This was the bulk of the conclusion of the paper, which I gave yesterday.
We have aimed to describe what is actually the case in the way Christians use Scripture. It is actually the case that the individual texts of the Bible had particular original meanings in their own contexts that were overwhelmingly a function of the language games of their day. It is actually the case that the unified perspective from which Christians read Scripture developed over time in Christian history. These would seem to be unavoidable realities, even if a good deal of intellectual energy has been devoted to denying them.
If we wish to conceptualize a Christian hermeneutic that is coherent, we thus need to take these things fully into account.
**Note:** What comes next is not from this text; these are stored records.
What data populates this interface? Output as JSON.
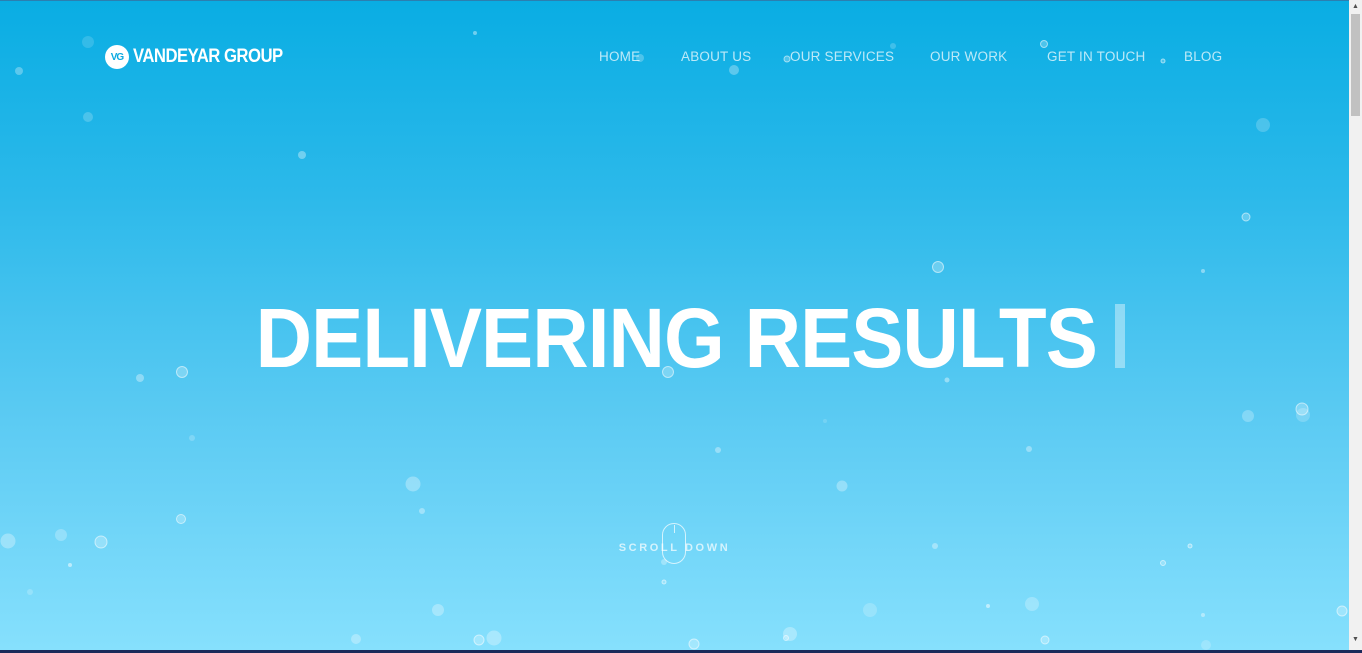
{
  "brand": {
    "logo_mark": "VG",
    "name": "VANDEYAR GROUP"
  },
  "nav": {
    "items": [
      {
        "label": "HOME"
      },
      {
        "label": "ABOUT US"
      },
      {
        "label": "OUR SERVICES"
      },
      {
        "label": "OUR WORK"
      },
      {
        "label": "GET IN TOUCH"
      },
      {
        "label": "BLOG"
      }
    ]
  },
  "hero": {
    "headline": "DELIVERING RESULTS",
    "scroll_label": "SCROLL DOWN"
  },
  "icons": {
    "logo": "vg-logo-icon",
    "mouse": "mouse-scroll-icon",
    "scroll_up": "scroll-up-arrow-icon",
    "scroll_down": "scroll-down-arrow-icon"
  },
  "colors": {
    "gradient_top": "#09ade3",
    "gradient_bottom": "#86e0fd",
    "text": "#ffffff"
  }
}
I can think of no way to do so other than the general schema I presented in the introduction, namely, 1) to consider the individual texts of the canon as points in a flow of revelation, genuine points of partial revelation in a progressive flow and 2) to consider the consensus of faith that the Holy Spirit unfolded in the Church as the appropriate vantage point from which to read these texts as a unified whole with a unified Christian message. The postmodern attention to the polyvalence of language proves to bolster and indeed justify this hermeneutic.
This approach is not specifically Wesleyan, of course. I am suggesting it is the only way to have a coherent Christian hermeneutic per se, let alone a Wesleyan one. But I close with two ways in which these developments cohere well with the Wesleyan-revivalist tradition. First, pneumatic interpretation is not foreign to us revivalists. The charismatic use of Scripture, long scorned by the well informed, turns out to have the imprimatur of New Testament interpretation itself. Secondly, there is great potential in Vanhoozer’s sense of Scripture as performative, a drama for the people of God to perform. There is great Wesleyan potential in a view of Scripture as a whole that sees its primary purpose as the formation of a holy people, that is, discipleship.